Records from a dataset
++++
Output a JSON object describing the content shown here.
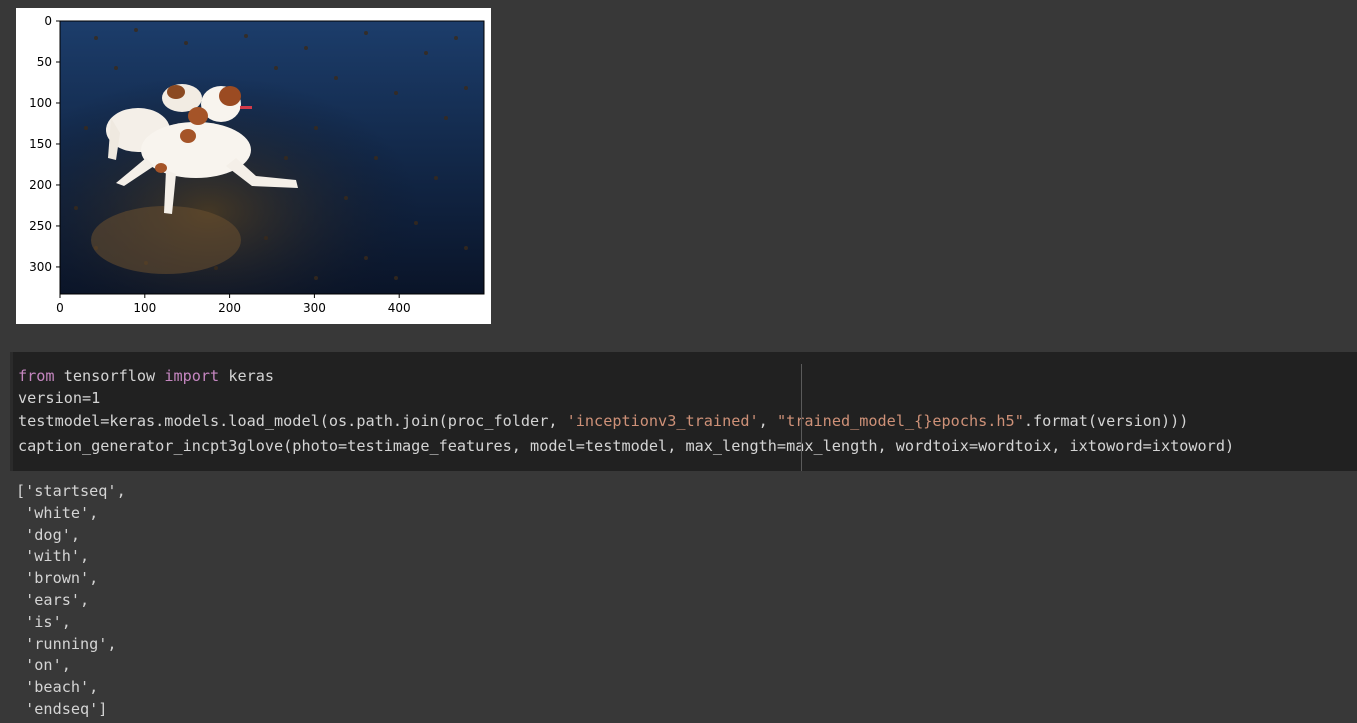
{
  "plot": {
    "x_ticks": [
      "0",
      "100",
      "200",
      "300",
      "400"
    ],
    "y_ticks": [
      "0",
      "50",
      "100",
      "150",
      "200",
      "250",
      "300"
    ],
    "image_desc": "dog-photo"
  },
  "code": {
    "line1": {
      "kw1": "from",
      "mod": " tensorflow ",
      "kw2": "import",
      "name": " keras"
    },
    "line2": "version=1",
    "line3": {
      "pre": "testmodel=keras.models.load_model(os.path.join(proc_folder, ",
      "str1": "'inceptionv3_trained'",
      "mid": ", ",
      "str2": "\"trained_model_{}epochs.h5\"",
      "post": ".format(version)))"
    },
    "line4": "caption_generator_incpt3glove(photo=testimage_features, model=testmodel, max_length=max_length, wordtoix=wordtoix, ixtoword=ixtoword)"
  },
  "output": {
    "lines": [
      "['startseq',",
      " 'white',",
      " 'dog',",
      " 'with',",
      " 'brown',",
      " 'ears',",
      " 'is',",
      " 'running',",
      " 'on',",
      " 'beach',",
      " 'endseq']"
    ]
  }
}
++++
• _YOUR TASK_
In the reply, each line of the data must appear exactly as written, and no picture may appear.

• _EXERCISE SOLUTION_
Output a JSON object describing the content shown here.
{
  "plot": {
    "x_ticks": [
      "0",
      "100",
      "200",
      "300",
      "400"
    ],
    "y_ticks": [
      "0",
      "50",
      "100",
      "150",
      "200",
      "250",
      "300"
    ],
    "image_desc": "dog-photo"
  },
  "code": {
    "line1": {
      "kw1": "from",
      "mod": " tensorflow ",
      "kw2": "import",
      "name": " keras"
    },
    "line2": "version=1",
    "line3": {
      "pre": "testmodel=keras.models.load_model(os.path.join(proc_folder, ",
      "str1": "'inceptionv3_trained'",
      "mid": ", ",
      "str2": "\"trained_model_{}epochs.h5\"",
      "post": ".format(version)))"
    },
    "line4": "caption_generator_incpt3glove(photo=testimage_features, model=testmodel, max_length=max_length, wordtoix=wordtoix, ixtoword=ixtoword)"
  },
  "output": {
    "lines": [
      "['startseq',",
      " 'white',",
      " 'dog',",
      " 'with',",
      " 'brown',",
      " 'ears',",
      " 'is',",
      " 'running',",
      " 'on',",
      " 'beach',",
      " 'endseq']"
    ]
  }
}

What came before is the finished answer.